been eating cheeseburgers all summer gotten himself back into condition after clearly not giving two craps last year.
As for the Rockets, the feared Southwest Division Rocketpocalypse of landing a LeBron James or Chris Bosh this summer didn't happen, so they still "just" have James Harden and Dwight Howard to build around. Harden's defense was horrific during the FIBA World Cup this summer—even worse than it was during the playoffs last year—so one wonders if he's even going to bother trying to play it this year. Meanwhile, Marc Gasol almost always demolishes Dwight Howard, who is really not as tall as you think he should be. But who am I kidding? Those guys aren't going to be playing much in a preseason game, especially on a back to back for the Grizzlies. So look forward to seeing Jarnell Stokes and Jordan Adams rack up some minutes against whoever the Rockets signed this summer.

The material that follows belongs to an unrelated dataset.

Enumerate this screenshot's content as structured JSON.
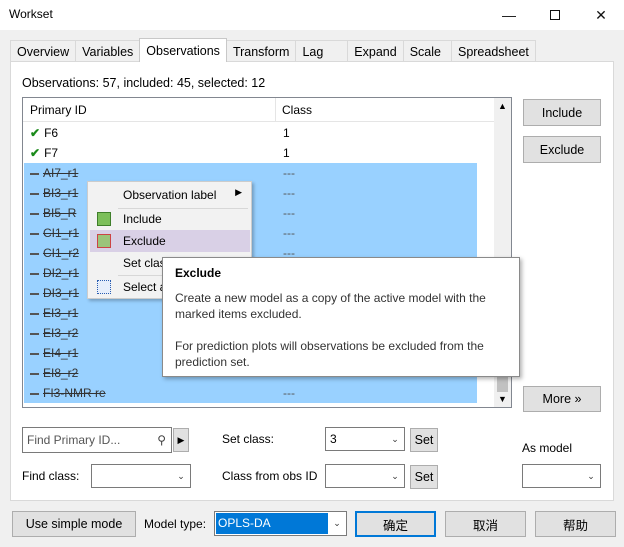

The real treat this week is the first home preseason game, on Saturday night against the Atlanta Hawks. Al Horford is back for Atlanta after missing a big chunk of last season with a torn pectoral muscle, and Horford is a great basketball player, so that was a bummer. For what it's worth, I'm looking forward to getting back into the Grindhouse for an actual game between two different teams, even if it doesn't matter much. It'll be fun, and beautiful, and a long-awaited return to spend some time with my (and our) old friends, the Memphis Grizzlies. That October 29th game against the Timberwolves will be here before you know it.